EXERCISE OBJECTIVE:
Please read the records below and return each line holding the string "fraction".

Records from a dataset:
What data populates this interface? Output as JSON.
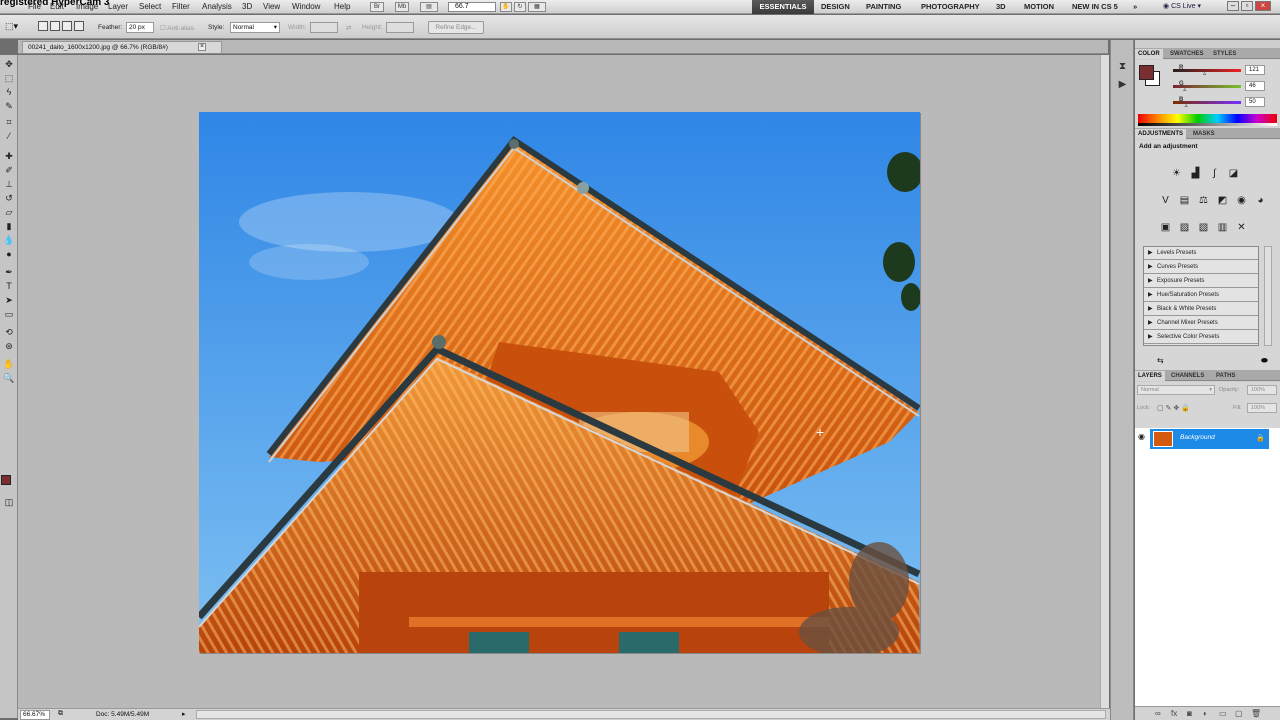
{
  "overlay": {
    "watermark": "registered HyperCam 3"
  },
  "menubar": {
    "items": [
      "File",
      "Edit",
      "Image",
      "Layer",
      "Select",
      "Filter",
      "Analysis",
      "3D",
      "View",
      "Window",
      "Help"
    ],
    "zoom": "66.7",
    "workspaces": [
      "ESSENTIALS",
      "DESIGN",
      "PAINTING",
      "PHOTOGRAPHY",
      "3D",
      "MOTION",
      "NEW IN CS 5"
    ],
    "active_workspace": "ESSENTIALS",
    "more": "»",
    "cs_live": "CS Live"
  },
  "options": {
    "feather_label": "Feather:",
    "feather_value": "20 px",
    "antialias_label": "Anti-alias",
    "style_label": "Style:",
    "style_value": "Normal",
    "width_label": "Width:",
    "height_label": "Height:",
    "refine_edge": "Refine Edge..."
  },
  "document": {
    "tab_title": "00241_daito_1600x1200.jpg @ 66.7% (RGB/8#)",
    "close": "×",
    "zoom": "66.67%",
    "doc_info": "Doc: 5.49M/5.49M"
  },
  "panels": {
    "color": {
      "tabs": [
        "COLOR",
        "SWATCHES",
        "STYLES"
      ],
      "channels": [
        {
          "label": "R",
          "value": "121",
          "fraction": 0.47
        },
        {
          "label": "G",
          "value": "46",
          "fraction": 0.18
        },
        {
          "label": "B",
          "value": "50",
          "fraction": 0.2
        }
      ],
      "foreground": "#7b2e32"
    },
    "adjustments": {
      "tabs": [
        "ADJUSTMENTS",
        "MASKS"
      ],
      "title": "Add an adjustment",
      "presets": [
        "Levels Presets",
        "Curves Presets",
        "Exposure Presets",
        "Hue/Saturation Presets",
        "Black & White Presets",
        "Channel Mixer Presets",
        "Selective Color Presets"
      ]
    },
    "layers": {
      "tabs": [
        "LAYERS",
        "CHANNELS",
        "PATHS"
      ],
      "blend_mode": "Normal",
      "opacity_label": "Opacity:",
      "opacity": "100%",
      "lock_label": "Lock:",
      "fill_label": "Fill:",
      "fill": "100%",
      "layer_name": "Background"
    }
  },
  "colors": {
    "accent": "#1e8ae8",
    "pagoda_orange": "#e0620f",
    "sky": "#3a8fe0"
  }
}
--
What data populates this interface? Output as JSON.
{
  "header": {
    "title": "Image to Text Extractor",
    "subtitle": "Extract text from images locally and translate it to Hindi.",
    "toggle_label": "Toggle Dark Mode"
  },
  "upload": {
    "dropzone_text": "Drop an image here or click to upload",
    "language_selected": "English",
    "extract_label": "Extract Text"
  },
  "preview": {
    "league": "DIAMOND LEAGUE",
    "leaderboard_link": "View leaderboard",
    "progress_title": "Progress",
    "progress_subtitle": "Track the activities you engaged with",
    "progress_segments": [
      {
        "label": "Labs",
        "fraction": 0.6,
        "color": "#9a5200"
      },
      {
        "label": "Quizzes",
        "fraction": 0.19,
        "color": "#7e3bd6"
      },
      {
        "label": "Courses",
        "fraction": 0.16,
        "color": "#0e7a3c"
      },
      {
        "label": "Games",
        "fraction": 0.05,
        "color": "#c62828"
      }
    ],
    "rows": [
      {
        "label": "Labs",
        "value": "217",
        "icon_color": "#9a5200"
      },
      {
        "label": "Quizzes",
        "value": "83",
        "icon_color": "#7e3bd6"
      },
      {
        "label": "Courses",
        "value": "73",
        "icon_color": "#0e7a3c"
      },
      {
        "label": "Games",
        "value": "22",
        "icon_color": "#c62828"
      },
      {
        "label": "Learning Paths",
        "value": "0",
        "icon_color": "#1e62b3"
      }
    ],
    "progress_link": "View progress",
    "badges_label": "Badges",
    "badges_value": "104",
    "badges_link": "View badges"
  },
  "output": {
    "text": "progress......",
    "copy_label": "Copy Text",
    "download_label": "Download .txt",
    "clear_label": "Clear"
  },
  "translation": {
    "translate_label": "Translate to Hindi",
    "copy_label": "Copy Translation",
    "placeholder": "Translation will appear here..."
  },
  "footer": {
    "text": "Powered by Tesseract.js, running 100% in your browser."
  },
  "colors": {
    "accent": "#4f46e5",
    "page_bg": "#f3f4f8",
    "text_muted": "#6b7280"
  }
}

ANSWER SECTION:
          "fraction": 0.47
          "fraction": 0.18
          "fraction": 0.2
        "fraction": 0.6,
        "fraction": 0.19,
        "fraction": 0.16,
        "fraction": 0.05,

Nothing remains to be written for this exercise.